The past decade has seen a continuation of the e-commerce explosion that has dominated retail since the late 1990s. In the 2010s, internet trading has matured beyond recognition, with customers now regularly streaming media, purchasing groceries and conducting their banking via the World Wide Web.
However, for every winner, there’s a loser, and the seismic shift in consumer spending habits has led to the demise of many household names that formally dominated the High Street.
According to the Centre for Retail Research, the number of medium or large companies that have failed in the retail sector between 2010 and 2019 (to 9 April) totals 366 – affecting over 18,000 stores and nearly 250,000 employees. This figure includes over 30,000 staff already affected this year alone – compared to less than 7,000 in the whole of 2015.
Fortunately, some of these business failures are major companies that still survive, but have experienced significant difficulties leading to restructuring or a temporary period of administration. Businesses such as Debenhams, L K Bennett, and Patisserie Valerie are all recent additions to this category, and all three brands continue to trade.
But other big-name businesses no longer soldier on – at least in a physical format. Here are five major companies lost from Britain’s High Streets and retail parks during the last decade…
Blockbuster Video was not around in the UK for all too long – with the first store opening in South London in 1989, following its purchase of the Ritz Video chain. In 2002, Blockbuster had over 800 stores, and was still over 500-strong when it went into administration in early 2013.
The fall of Blockbuster is largely put down to the rise in video streaming and its failure to respond to the threat from the likes of Netflix and Amazon Prime Video. It is frequently cited as a cautionary tale, a lesson in how not to respond to a rapidly changing business landscape.
Kodak is another brand that, for many of us, represents a blast from the past having largely disappeared from view in recent years.

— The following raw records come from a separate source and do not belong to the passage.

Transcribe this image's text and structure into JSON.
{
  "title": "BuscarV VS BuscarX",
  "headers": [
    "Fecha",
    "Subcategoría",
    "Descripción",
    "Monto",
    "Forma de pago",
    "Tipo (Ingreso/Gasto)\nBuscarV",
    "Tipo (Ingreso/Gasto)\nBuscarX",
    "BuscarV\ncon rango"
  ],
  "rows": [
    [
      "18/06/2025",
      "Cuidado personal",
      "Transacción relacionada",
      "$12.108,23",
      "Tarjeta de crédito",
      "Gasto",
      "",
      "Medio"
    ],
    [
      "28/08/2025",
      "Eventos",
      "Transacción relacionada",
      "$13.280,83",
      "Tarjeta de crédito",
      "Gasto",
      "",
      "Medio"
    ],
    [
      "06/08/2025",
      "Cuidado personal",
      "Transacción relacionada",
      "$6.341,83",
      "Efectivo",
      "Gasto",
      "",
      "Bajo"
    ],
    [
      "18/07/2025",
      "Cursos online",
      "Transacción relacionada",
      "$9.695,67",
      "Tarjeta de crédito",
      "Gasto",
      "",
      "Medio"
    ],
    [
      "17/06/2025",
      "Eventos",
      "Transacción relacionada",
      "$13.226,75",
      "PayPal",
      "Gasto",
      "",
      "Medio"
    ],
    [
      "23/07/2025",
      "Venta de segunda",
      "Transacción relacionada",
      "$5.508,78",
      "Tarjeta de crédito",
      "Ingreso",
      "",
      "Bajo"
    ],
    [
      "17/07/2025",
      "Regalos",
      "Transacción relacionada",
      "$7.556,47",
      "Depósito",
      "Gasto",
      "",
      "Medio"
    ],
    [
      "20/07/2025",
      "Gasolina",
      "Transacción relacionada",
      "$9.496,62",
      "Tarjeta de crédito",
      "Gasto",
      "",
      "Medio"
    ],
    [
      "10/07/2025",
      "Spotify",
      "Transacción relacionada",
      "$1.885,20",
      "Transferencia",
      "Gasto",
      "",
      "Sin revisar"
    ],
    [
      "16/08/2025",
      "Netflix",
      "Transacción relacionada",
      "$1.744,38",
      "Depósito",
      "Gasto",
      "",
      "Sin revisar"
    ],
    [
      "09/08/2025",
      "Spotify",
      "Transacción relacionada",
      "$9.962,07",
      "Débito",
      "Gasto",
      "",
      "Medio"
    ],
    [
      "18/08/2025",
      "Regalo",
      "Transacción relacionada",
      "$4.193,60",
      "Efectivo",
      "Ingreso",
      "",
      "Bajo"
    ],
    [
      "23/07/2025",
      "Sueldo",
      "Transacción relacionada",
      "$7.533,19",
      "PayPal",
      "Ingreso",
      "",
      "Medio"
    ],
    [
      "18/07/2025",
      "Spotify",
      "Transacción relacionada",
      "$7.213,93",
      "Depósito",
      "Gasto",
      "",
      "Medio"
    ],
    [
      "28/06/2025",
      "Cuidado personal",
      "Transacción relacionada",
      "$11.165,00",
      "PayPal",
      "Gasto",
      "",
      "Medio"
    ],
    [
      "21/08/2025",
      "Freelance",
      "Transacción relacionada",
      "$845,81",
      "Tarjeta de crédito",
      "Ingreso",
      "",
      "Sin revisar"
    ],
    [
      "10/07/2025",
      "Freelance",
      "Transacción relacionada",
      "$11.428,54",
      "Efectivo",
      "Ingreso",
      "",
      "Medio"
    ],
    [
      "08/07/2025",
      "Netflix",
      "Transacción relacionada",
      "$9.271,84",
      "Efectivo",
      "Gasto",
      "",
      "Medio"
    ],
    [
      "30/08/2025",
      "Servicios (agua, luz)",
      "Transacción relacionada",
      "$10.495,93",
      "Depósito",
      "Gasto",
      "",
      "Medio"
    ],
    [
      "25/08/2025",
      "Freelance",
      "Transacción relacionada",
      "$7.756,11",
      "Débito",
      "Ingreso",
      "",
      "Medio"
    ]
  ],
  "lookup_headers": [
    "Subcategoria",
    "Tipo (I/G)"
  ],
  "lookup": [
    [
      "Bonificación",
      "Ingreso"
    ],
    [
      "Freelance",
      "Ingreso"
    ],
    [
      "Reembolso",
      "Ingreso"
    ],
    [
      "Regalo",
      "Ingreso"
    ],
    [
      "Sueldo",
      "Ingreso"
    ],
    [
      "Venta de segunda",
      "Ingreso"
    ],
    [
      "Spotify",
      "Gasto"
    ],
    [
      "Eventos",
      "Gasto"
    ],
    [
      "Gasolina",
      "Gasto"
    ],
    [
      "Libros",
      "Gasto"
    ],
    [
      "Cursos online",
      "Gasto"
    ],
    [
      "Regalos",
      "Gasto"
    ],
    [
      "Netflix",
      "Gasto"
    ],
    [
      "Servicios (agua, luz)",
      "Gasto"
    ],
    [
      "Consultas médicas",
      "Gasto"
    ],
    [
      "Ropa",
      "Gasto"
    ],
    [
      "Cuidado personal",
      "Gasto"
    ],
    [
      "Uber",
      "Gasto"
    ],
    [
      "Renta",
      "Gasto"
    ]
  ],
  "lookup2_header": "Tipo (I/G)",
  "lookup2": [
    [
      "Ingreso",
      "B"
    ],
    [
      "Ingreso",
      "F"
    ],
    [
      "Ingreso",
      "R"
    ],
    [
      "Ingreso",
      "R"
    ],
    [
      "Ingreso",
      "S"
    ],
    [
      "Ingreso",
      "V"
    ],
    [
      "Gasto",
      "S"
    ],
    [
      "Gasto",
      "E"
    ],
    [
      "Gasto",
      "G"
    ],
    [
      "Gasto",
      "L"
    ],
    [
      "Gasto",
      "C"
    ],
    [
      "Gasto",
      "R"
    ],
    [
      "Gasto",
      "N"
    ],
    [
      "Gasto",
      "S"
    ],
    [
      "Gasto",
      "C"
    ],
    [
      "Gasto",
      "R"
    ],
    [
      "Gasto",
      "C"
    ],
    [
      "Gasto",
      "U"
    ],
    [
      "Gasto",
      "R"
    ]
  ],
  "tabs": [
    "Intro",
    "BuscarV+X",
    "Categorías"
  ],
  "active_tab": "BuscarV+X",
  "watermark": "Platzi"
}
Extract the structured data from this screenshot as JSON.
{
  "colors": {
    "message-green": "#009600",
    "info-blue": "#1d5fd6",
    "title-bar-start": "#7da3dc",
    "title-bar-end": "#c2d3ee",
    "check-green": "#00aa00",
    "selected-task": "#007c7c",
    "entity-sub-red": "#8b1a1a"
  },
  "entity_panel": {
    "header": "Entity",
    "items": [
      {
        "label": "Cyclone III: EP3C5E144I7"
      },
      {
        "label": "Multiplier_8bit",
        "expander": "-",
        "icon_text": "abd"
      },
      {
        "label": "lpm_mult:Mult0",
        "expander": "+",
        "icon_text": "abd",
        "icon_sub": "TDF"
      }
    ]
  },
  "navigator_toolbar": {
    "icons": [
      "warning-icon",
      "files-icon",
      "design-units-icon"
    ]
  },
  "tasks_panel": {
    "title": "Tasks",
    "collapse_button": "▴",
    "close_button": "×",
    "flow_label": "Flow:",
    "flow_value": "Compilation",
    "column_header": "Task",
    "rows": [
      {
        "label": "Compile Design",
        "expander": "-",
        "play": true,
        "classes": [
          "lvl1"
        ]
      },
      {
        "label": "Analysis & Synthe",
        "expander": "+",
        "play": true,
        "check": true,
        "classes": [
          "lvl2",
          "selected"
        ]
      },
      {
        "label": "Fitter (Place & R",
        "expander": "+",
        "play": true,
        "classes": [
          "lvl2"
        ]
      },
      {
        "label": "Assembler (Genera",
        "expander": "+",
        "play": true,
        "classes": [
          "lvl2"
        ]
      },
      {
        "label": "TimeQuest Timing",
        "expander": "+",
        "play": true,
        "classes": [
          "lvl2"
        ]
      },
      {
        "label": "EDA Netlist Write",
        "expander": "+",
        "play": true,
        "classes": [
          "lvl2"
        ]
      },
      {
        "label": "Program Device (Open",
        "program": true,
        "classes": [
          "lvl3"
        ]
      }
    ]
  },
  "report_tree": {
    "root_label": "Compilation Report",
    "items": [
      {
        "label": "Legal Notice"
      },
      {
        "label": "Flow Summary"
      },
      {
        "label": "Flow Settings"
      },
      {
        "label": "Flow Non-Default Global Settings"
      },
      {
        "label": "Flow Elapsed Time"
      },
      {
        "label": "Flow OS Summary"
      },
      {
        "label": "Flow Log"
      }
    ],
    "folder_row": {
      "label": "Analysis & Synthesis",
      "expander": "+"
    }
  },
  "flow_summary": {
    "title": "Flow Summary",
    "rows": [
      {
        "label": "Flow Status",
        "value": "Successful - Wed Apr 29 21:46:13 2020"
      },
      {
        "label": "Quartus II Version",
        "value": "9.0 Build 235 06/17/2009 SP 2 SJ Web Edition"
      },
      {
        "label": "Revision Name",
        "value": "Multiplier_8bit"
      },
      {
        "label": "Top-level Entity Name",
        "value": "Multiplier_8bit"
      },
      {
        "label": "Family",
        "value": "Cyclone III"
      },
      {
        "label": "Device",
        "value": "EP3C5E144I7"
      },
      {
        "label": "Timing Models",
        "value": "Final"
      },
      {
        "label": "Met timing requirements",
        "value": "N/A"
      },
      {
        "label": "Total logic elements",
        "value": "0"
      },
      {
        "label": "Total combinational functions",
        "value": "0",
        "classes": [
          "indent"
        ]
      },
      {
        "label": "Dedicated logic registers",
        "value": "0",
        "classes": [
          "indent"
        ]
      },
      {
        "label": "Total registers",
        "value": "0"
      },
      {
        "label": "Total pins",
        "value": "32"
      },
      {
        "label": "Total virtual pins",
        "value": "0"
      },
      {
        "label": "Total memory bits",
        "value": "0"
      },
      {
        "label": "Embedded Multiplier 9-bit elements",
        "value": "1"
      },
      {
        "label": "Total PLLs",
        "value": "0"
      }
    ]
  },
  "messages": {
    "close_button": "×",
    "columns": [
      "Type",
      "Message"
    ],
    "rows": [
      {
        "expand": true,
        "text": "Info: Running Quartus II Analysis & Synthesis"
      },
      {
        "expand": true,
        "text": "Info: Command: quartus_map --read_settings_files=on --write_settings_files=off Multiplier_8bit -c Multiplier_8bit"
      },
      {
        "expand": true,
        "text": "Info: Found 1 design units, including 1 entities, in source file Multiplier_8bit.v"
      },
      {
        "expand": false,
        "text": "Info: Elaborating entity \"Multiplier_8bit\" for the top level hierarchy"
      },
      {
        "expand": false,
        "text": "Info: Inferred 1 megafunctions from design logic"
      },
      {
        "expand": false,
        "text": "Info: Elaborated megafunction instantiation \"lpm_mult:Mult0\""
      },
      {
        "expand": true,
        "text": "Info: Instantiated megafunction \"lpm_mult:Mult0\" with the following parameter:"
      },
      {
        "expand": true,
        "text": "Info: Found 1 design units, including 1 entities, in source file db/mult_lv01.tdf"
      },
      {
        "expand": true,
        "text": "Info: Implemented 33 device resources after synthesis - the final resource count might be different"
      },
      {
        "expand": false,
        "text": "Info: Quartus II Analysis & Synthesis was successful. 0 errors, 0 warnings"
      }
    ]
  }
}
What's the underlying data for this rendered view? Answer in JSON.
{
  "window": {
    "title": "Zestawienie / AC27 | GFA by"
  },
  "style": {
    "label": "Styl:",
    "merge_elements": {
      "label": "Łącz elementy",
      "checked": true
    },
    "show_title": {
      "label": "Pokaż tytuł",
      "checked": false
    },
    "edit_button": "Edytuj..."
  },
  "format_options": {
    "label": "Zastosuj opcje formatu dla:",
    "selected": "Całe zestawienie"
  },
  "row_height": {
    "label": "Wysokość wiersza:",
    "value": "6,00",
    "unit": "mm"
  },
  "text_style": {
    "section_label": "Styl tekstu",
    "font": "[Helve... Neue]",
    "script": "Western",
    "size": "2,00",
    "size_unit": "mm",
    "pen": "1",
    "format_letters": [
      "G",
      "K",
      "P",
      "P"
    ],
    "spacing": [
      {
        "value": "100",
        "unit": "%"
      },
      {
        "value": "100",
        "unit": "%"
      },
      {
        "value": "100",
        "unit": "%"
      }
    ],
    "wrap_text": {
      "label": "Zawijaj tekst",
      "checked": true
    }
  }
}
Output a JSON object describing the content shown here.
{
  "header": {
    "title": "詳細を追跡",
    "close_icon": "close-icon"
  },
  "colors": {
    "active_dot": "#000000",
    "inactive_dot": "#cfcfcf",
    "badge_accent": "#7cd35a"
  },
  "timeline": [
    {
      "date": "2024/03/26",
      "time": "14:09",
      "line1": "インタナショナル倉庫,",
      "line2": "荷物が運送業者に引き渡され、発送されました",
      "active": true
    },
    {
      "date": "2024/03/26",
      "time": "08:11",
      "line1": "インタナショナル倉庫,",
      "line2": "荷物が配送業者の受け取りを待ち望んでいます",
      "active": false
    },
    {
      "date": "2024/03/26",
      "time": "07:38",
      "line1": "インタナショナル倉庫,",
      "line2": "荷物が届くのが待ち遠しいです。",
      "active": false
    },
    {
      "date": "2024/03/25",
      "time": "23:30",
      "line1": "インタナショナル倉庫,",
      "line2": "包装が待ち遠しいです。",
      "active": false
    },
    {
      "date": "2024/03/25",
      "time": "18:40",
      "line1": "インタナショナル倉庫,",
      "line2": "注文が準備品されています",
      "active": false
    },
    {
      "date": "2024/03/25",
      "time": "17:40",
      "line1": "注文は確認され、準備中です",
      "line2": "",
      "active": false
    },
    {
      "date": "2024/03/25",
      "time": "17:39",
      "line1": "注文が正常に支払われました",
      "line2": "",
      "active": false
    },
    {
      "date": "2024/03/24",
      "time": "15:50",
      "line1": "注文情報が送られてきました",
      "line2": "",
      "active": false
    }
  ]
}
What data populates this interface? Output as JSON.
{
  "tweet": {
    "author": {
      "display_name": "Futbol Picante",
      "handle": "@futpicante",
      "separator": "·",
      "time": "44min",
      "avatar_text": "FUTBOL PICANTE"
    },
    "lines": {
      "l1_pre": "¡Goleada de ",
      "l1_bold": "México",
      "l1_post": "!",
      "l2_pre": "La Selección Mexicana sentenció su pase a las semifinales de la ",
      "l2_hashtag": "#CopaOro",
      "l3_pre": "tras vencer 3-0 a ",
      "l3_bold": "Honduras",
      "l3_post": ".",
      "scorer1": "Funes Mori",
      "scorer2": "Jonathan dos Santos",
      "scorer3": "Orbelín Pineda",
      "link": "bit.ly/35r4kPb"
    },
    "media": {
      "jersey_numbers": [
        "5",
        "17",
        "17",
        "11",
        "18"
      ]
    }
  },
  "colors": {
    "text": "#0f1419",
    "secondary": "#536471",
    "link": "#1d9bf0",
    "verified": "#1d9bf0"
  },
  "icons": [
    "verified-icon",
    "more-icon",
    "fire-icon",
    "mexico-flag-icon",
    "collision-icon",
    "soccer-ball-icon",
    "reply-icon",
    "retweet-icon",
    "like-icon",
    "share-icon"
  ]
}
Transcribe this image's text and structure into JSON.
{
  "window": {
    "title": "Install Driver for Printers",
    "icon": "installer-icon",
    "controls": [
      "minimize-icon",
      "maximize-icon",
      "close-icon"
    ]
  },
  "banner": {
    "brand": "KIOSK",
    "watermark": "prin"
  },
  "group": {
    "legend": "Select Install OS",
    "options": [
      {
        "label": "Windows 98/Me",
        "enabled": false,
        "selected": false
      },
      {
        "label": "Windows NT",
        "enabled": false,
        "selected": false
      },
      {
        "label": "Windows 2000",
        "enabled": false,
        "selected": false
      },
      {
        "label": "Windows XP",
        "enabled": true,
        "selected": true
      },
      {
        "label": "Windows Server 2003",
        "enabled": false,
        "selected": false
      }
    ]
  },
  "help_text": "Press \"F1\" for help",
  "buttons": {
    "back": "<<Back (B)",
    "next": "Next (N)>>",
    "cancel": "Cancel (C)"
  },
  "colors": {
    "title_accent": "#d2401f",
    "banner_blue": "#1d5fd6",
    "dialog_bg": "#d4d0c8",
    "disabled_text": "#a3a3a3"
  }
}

Another American firm, Kodak dominated the photo film industry throughout the 20th century, but the signs of struggle began even before the turn of the millennium. A failure to move sharply enough into the digital camera scene, which has, of course, itself been usurped by mobile phone cameras and apps such as Instagram, led to Kodak declaring itself bankrupt in early 2012. A slimmer version of the company continues to trade.
Maplin has in fact successfully transitioned from physical to digital – but only after enduring plenty of pain and a 217-store collapse. The electronic goods retailer fell into administration in February 2018 and closed all of its stores within the next four months. It has retained a presence, however, relaunching online at the start of this year.
The collapse had been fairly dramatic, given that the firm had been undergoing dramatic expansion plans up to 2015. Initially operating as a mail order business in Essex when it was set up in 1972, the firm reached a turnover of more than £29 million by 1994, and had around 2,500 staff at the time of its collapse.
Toys ‘R’ Us
Toys ‘R’ Us has seemingly fully disappeared from the UK forever, although it has helped spawn a replacement, Tru Kids, which will be at the forefront of its US relaunch.
The toy retailer was set up during the post-war baby boom and used to be huge throughout the world. When it began filing for bankruptcy in late 2017, over 100 stores and nearly 3,000 jobs were put at risk in the UK. Administration followed in late February 2018, and a huge childhood favourite was lost overnight.
The 2010s were particularly difficult for physical stores operating in electrical and electronic goods. Maplin wasn’t the only big name to cease trading. Comet also collapsed in late 2012 after just under 80 years of trading.
Comet was founded in Hull back in 1933, initially charging batteries for wireless radios. It expanded its products and services over time, and by 2008 had some 240 shops, most of which were based on retail parks rather than on the High Street.
But the credit crunch, coupled with the rise of smartphones, tablets, and online competition, put several nails in Comet’s coffin. Again, the collapse was swift – Comet Group filed for administration on 1 November 2012, and the final store closed by the end of that year.
While some big-name companies have fallen this decade, the total number of UK businesses has risen steadily – from 4.5 million in 2010 to 5.7 million by 2018, a rise of 21%. Later this week, Informi will be focusing on the big risers – those businesses who didn’t exist at the start of 2010 but are now major players, and household names.